These three roles conflict with one another in any business, including Crown corporations. Investors would like to increase their returns at the expense of a poorer deal for either the customers or the employees. Customers would like the employees to work harder for less or the investors to provide more capital for lower returns (or both), so that they might get better services at lower prices. Employees, for their part, would like to improve their remuneration and conditions at the expense of the other two.
As will be argued, unless the overall productivity of the corporation in question is better than the productivity in equivalent corporations elsewhere, the Crown model cannot be claimed to deliver better than average returns to all three parties simultaneously.
This is particularly important when considering that the three parties are the same people, the people of Saskatchewan.
While the three roles of investor, customer and employee may be distinct, the Crown corporation model means that each individual in Saskatchewan fulfills one, two and sometimes all three of these roles. As taxpayers, they own the capital investment with which Crown corporations operate. As customers, they consume the various products and services that Crowns provide. As employees, some 11,703 people work to provide those products and services through the 11 Crown corporations directly controlled by the Crown Investments Corporation.1

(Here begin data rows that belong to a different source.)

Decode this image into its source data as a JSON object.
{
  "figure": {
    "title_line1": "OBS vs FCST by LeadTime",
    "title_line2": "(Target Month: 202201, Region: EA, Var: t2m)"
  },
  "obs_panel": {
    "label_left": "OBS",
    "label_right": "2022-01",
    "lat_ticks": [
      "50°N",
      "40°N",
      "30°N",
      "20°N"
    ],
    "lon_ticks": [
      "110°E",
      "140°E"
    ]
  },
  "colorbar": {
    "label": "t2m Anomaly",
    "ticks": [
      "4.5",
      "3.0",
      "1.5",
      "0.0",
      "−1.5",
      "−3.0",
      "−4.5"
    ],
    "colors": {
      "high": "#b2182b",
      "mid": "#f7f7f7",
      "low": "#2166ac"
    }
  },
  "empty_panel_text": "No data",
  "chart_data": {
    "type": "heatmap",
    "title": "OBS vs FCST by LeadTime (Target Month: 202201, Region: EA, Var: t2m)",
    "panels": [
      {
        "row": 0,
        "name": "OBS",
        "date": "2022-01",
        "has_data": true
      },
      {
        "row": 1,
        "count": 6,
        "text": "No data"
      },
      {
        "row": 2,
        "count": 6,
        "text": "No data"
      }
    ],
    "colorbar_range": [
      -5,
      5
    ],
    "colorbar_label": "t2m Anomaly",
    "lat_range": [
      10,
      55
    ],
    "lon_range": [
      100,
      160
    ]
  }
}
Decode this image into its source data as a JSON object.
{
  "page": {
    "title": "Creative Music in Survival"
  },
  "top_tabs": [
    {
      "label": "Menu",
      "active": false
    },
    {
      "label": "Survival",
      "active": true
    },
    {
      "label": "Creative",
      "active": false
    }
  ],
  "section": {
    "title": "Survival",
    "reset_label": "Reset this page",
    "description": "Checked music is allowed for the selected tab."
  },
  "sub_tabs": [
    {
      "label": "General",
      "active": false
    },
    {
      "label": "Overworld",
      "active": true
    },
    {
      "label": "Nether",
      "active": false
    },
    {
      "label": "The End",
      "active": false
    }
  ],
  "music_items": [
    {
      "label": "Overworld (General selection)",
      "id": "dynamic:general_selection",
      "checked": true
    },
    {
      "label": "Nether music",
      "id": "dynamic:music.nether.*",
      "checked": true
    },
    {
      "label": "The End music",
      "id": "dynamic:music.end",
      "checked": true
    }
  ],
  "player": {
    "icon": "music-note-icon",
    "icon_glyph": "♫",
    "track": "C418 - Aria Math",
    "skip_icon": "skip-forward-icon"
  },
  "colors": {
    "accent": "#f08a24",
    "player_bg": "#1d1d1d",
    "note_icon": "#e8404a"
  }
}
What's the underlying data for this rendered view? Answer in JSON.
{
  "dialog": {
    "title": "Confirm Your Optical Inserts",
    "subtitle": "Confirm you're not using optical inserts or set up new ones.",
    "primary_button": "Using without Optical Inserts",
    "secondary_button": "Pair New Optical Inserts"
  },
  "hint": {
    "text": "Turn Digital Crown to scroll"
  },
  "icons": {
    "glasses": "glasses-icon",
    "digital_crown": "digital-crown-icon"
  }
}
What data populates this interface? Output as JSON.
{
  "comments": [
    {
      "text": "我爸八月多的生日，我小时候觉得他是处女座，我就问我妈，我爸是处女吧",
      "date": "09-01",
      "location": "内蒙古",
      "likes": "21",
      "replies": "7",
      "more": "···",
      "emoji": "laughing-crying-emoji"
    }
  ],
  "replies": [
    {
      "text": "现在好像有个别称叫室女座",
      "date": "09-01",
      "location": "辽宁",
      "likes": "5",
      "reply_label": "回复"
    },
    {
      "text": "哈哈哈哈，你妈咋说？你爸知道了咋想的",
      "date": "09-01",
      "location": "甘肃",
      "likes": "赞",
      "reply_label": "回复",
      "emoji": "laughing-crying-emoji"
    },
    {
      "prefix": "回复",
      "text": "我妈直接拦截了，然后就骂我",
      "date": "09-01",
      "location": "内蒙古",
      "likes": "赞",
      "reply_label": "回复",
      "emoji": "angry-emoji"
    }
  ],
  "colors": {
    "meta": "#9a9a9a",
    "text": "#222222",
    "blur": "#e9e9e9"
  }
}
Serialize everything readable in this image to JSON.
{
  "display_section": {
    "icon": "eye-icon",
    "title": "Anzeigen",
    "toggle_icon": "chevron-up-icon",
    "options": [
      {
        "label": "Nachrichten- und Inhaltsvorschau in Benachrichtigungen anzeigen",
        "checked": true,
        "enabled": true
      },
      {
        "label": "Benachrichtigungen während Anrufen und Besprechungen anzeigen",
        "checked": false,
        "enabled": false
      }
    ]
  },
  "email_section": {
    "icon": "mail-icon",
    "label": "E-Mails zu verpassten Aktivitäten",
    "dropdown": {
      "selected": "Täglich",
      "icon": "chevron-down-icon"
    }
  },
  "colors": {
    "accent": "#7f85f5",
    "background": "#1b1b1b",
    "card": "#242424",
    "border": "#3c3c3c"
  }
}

No matter how obvious the three-way compromise may be, acknowledging it should be of more than passing interest. If it is true that the roles are inevitably in conflict, Saskatchewan politicians have been able to juggle pressure from all three in recent years without acknowledging that a conflict exists. Whether or not one supports continued public ownership of Crown corporations, it makes sense to have a consistent view of which people in which roles benefit the most and by how much from their involvement in Crown corporations. What is not consistent is to focus on different benefits at different times and pretend it is possible to have one’s cake and eat it, too.